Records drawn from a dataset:

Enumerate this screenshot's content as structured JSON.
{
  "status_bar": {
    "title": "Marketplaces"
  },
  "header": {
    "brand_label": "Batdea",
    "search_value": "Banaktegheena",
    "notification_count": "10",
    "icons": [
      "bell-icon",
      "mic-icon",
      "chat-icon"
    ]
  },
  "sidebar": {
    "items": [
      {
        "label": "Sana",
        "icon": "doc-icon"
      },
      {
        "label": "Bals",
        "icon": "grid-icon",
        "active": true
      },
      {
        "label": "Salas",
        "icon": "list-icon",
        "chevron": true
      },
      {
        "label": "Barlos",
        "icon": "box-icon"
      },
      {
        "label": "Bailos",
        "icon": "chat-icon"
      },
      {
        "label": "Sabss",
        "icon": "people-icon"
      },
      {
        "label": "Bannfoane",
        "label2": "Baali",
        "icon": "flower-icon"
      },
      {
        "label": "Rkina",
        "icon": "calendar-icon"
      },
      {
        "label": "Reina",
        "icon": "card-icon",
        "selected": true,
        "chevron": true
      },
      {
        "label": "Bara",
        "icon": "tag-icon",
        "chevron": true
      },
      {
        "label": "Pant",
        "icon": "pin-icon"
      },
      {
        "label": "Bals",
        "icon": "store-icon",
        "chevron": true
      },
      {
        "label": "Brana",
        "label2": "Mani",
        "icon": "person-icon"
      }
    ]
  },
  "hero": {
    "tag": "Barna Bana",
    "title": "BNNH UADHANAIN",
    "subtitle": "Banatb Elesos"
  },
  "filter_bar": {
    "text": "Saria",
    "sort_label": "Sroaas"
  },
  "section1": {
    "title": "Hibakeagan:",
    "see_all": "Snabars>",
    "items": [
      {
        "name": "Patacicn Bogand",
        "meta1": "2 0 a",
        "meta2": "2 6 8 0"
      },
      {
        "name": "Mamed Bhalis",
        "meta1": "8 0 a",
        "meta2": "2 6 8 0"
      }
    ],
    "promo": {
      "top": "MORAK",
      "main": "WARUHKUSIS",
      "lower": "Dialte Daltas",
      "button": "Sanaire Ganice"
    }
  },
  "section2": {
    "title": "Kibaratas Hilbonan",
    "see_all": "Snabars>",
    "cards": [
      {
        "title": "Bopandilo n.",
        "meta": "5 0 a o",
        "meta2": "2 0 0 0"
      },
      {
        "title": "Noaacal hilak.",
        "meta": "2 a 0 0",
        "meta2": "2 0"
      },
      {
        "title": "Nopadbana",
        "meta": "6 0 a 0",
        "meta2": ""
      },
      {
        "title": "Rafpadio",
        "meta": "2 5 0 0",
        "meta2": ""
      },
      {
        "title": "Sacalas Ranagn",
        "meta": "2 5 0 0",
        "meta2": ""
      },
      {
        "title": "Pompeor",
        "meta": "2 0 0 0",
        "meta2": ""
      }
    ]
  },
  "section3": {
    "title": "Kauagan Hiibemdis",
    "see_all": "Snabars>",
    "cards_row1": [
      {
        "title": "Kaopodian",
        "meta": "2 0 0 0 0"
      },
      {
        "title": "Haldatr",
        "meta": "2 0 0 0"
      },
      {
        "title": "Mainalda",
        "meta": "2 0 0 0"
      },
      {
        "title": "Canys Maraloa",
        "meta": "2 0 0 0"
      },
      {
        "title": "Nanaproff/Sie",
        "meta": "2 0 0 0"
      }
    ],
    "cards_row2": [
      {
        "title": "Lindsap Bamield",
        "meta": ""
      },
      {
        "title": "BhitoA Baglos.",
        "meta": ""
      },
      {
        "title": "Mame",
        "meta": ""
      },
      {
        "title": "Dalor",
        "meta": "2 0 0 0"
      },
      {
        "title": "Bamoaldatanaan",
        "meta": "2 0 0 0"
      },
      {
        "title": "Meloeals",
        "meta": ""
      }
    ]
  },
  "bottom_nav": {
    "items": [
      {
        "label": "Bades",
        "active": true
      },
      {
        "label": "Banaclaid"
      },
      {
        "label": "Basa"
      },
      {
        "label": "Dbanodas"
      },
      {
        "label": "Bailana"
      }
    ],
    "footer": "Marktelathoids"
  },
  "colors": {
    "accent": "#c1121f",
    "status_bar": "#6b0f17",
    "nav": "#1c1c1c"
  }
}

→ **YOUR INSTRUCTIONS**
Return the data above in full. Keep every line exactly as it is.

→ **EXPECTED ANSWER**
Enumerate this screenshot's content as structured JSON.
{
  "status_bar": {
    "title": "Marketplaces"
  },
  "header": {
    "brand_label": "Batdea",
    "search_value": "Banaktegheena",
    "notification_count": "10",
    "icons": [
      "bell-icon",
      "mic-icon",
      "chat-icon"
    ]
  },
  "sidebar": {
    "items": [
      {
        "label": "Sana",
        "icon": "doc-icon"
      },
      {
        "label": "Bals",
        "icon": "grid-icon",
        "active": true
      },
      {
        "label": "Salas",
        "icon": "list-icon",
        "chevron": true
      },
      {
        "label": "Barlos",
        "icon": "box-icon"
      },
      {
        "label": "Bailos",
        "icon": "chat-icon"
      },
      {
        "label": "Sabss",
        "icon": "people-icon"
      },
      {
        "label": "Bannfoane",
        "label2": "Baali",
        "icon": "flower-icon"
      },
      {
        "label": "Rkina",
        "icon": "calendar-icon"
      },
      {
        "label": "Reina",
        "icon": "card-icon",
        "selected": true,
        "chevron": true
      },
      {
        "label": "Bara",
        "icon": "tag-icon",
        "chevron": true
      },
      {
        "label": "Pant",
        "icon": "pin-icon"
      },
      {
        "label": "Bals",
        "icon": "store-icon",
        "chevron": true
      },
      {
        "label": "Brana",
        "label2": "Mani",
        "icon": "person-icon"
      }
    ]
  },
  "hero": {
    "tag": "Barna Bana",
    "title": "BNNH UADHANAIN",
    "subtitle": "Banatb Elesos"
  },
  "filter_bar": {
    "text": "Saria",
    "sort_label": "Sroaas"
  },
  "section1": {
    "title": "Hibakeagan:",
    "see_all": "Snabars>",
    "items": [
      {
        "name": "Patacicn Bogand",
        "meta1": "2 0 a",
        "meta2": "2 6 8 0"
      },
      {
        "name": "Mamed Bhalis",
        "meta1": "8 0 a",
        "meta2": "2 6 8 0"
      }
    ],
    "promo": {
      "top": "MORAK",
      "main": "WARUHKUSIS",
      "lower": "Dialte Daltas",
      "button": "Sanaire Ganice"
    }
  },
  "section2": {
    "title": "Kibaratas Hilbonan",
    "see_all": "Snabars>",
    "cards": [
      {
        "title": "Bopandilo n.",
        "meta": "5 0 a o",
        "meta2": "2 0 0 0"
      },
      {
        "title": "Noaacal hilak.",
        "meta": "2 a 0 0",
        "meta2": "2 0"
      },
      {
        "title": "Nopadbana",
        "meta": "6 0 a 0",
        "meta2": ""
      },
      {
        "title": "Rafpadio",
        "meta": "2 5 0 0",
        "meta2": ""
      },
      {
        "title": "Sacalas Ranagn",
        "meta": "2 5 0 0",
        "meta2": ""
      },
      {
        "title": "Pompeor",
        "meta": "2 0 0 0",
        "meta2": ""
      }
    ]
  },
  "section3": {
    "title": "Kauagan Hiibemdis",
    "see_all": "Snabars>",
    "cards_row1": [
      {
        "title": "Kaopodian",
        "meta": "2 0 0 0 0"
      },
      {
        "title": "Haldatr",
        "meta": "2 0 0 0"
      },
      {
        "title": "Mainalda",
        "meta": "2 0 0 0"
      },
      {
        "title": "Canys Maraloa",
        "meta": "2 0 0 0"
      },
      {
        "title": "Nanaproff/Sie",
        "meta": "2 0 0 0"
      }
    ],
    "cards_row2": [
      {
        "title": "Lindsap Bamield",
        "meta": ""
      },
      {
        "title": "BhitoA Baglos.",
        "meta": ""
      },
      {
        "title": "Mame",
        "meta": ""
      },
      {
        "title": "Dalor",
        "meta": "2 0 0 0"
      },
      {
        "title": "Bamoaldatanaan",
        "meta": "2 0 0 0"
      },
      {
        "title": "Meloeals",
        "meta": ""
      }
    ]
  },
  "bottom_nav": {
    "items": [
      {
        "label": "Bades",
        "active": true
      },
      {
        "label": "Banaclaid"
      },
      {
        "label": "Basa"
      },
      {
        "label": "Dbanodas"
      },
      {
        "label": "Bailana"
      }
    ],
    "footer": "Marktelathoids"
  },
  "colors": {
    "accent": "#c1121f",
    "status_bar": "#6b0f17",
    "nav": "#1c1c1c"
  }
}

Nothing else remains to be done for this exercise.